Named Colour Five, the new barrel-aged sour beer uses a blend of 89 percent Das Überkind, a saison, and 11 percent RU55, a farmhouse red ale, as the base beer. The Austin-based brewery then refermented the blended beers in a stainless steel tank. This allowed Jester King to “keep a constant blanket of carbon dioxide over the beer, in order to stave off oxygen, which can lead to the growth of acetobacter,” which is the bacteria that produces acetic acid leading to extreme sourness in a beer. In addition, the brewery froze the blueberries prior to refermentaion, cutting down on the acetobacter that on was present on the skin of the fruit. Finally, carbonic maceration was also used to burst open the skins of the berries, instead of crushing them.

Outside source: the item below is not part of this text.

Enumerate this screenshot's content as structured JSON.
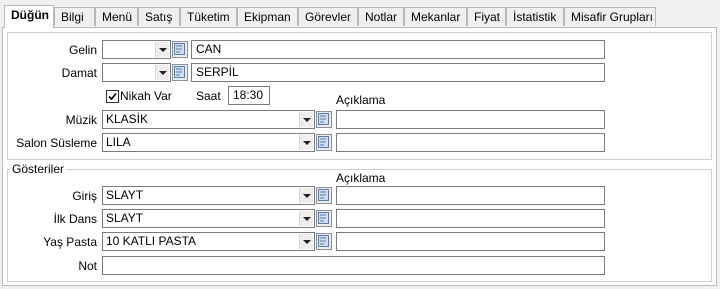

Jester King Colour Five 1

Last year’s attempt at producing a sour, barrel-aged beer with blueberries was unsuccessful and the entire batch was dumped down the drain after it was found to be to acetic for the brewery’s standards.

“On the whole, we’re quite willing to sit back and allow fermentation with native yeasts and bacteria to take our beer in all sorts of interesting directions,” explained the brewery about the failed attempt in a blog post.

“But one part of our process that we do control very carefully is temperature. We keep our barrel room right around sixty degrees Fahrenheit year-round in order to keep acetobacter (the bacteria that produces acetic acid) at bay. At extremely low levels, acetobacter can add some pleasant complexity and depth of flavor, but if allowed to grow, it can easily take over. Unfortunately, our first attempt at blueberry refermentation became overly acetic and was dumped. Jester King is a very experimental brewery, and part of what this means is that some of our experiments fail.”

Jester King Colour Five 3

The label art was produced by Josh Cockrell.

“The art is inspired by sacred geometry, both from the protective pentagrams of the Pythagoreans and in alchemy,” said Cockrell. “These shapes are reflected in the natural geometric patterns found on a blueberry. Both pentagons and a five point star appear within this geometry when looking closely at a blueberry head on. The ὑγιεία pentagram and 5 classical planets plus the sun and moon are represented in the final artwork. Colour Five is an extension of this theme of fives in that blue itself is the 5th color in the visible spectrum.”

Colour Five will be available on draft and in 500-ml bottles ($16) at the brewery starting on Oct. 31 with a limit of one bottle per person per day. Approximately 2,000 bottles were produced, and other than future special events, it will remain a brewery exclusive.